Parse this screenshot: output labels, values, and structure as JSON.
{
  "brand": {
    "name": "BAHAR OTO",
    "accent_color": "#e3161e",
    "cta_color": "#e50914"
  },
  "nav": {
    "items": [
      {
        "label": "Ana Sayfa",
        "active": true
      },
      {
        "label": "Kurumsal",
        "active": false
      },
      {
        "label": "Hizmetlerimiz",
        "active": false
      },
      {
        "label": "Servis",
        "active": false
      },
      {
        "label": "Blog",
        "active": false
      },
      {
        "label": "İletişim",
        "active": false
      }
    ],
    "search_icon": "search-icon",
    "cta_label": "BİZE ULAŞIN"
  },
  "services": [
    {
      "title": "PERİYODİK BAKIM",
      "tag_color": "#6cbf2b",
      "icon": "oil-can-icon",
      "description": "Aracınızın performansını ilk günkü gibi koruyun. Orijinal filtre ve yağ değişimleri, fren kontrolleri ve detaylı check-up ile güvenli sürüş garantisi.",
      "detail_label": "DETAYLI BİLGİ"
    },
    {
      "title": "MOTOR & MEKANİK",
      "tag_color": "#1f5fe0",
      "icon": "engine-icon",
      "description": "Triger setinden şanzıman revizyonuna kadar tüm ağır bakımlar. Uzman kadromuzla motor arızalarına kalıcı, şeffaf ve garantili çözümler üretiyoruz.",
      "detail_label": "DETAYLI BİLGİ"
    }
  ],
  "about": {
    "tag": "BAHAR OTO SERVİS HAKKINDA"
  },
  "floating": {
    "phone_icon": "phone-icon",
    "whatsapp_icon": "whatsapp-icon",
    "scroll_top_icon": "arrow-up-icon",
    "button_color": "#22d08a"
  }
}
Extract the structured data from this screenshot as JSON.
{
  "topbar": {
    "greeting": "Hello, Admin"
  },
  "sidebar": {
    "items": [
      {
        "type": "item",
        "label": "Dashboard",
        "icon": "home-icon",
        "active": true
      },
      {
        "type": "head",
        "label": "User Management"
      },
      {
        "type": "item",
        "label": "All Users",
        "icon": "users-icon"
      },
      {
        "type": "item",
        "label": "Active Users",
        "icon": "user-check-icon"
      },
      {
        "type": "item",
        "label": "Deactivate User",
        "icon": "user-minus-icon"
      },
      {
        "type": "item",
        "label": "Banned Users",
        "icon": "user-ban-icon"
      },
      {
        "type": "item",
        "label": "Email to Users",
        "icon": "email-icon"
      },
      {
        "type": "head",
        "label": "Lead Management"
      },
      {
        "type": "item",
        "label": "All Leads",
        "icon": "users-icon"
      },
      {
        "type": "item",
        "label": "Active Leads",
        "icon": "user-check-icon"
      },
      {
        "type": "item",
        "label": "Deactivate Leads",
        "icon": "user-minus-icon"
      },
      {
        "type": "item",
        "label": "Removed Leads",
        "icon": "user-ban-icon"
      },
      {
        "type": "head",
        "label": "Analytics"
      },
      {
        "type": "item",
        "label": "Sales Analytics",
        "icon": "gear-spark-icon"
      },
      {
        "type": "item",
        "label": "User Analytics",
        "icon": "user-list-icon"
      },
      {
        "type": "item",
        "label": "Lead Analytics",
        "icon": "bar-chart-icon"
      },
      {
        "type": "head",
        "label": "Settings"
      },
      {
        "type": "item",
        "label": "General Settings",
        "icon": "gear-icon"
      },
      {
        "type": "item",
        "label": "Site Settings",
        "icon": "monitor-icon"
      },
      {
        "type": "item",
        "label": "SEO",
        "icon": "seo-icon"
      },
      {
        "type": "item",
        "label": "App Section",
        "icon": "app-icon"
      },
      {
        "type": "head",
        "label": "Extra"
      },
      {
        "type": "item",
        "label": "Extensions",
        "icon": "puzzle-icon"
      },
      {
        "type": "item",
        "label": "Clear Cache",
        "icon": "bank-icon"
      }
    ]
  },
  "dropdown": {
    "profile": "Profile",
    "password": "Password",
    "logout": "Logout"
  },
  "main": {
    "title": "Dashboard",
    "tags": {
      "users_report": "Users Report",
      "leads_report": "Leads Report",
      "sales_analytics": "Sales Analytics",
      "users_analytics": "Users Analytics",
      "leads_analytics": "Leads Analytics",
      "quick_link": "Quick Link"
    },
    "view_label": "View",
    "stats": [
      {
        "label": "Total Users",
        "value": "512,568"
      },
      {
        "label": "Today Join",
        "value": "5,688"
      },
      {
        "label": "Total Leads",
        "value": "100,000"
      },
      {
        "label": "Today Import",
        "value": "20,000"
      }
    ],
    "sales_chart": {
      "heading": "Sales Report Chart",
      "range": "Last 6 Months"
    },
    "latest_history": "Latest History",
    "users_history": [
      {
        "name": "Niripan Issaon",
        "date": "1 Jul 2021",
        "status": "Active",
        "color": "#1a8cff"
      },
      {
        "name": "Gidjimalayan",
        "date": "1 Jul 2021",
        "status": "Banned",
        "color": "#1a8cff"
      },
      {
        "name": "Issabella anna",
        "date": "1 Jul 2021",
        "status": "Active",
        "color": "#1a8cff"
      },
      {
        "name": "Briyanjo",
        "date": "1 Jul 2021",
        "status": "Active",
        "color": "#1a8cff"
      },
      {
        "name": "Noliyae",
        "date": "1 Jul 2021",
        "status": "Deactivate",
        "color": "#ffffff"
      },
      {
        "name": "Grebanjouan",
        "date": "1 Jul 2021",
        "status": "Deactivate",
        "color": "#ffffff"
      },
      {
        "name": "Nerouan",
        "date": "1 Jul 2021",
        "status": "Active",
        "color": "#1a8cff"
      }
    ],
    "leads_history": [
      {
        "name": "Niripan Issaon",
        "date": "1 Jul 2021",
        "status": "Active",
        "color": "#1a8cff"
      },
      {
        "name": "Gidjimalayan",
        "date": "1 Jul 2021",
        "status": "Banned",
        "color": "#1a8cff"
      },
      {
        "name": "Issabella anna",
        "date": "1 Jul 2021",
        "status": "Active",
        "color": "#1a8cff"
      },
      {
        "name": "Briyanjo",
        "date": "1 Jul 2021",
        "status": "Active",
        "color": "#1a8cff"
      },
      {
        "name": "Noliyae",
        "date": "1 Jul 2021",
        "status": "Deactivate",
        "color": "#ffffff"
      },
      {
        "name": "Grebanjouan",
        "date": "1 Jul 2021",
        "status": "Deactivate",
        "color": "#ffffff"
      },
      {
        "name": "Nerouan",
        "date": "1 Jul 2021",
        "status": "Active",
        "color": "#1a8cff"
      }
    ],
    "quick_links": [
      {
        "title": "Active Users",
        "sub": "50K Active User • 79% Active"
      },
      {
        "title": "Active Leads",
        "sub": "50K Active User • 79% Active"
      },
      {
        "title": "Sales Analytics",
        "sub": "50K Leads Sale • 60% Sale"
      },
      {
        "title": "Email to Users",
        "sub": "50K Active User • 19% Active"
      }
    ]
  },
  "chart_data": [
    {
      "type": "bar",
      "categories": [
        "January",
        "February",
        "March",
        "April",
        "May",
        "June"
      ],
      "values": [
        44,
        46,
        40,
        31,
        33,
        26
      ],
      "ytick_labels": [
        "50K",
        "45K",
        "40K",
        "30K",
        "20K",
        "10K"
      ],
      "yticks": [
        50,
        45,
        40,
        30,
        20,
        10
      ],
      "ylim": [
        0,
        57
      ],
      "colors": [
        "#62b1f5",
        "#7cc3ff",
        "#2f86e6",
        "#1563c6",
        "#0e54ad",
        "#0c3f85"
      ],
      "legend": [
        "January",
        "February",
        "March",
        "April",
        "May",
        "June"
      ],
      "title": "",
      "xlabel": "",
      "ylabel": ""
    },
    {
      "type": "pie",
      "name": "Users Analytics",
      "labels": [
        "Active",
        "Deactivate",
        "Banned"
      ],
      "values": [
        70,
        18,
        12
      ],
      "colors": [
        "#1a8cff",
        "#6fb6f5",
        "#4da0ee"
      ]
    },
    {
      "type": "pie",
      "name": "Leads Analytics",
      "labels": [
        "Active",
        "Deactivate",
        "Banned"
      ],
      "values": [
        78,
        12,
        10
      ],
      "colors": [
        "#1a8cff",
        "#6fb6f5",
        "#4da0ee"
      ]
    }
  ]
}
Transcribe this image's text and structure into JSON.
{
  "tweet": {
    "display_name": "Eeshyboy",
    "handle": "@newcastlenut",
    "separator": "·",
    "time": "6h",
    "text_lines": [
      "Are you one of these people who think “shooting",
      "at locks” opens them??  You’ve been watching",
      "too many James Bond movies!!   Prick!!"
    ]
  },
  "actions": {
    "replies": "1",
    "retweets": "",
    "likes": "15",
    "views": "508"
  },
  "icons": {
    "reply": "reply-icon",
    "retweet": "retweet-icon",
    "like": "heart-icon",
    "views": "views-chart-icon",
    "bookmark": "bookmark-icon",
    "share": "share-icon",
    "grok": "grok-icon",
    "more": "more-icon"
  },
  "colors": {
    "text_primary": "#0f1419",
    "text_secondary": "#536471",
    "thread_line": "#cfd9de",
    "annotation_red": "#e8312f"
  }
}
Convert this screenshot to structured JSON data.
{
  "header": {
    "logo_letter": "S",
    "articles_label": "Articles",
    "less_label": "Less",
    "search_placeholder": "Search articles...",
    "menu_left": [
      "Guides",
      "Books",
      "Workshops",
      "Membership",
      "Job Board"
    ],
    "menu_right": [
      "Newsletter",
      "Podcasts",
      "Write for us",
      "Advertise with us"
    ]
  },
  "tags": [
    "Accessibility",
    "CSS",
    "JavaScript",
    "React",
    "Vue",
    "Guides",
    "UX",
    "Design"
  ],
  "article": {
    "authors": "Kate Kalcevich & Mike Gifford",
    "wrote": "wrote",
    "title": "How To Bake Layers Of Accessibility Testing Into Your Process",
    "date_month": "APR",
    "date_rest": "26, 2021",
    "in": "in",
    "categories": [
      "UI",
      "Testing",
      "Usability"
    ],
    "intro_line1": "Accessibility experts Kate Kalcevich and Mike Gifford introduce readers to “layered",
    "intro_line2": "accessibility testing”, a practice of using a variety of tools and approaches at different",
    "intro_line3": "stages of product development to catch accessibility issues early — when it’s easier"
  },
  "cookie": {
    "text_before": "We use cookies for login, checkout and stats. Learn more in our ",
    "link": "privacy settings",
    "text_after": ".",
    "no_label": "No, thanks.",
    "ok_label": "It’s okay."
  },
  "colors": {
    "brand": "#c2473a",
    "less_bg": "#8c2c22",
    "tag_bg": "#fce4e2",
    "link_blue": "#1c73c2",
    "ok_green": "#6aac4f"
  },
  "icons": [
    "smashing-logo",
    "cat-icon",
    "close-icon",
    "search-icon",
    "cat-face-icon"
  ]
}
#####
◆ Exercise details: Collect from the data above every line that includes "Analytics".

◆ Answer for the task:
        "label": "Analytics"
        "label": "Sales Analytics",
        "label": "User Analytics",
        "label": "Lead Analytics",
      "sales_analytics": "Sales Analytics",
      "users_analytics": "Users Analytics",
      "leads_analytics": "Leads Analytics",
        "title": "Sales Analytics",
      "name": "Users Analytics",
      "name": "Leads Analytics",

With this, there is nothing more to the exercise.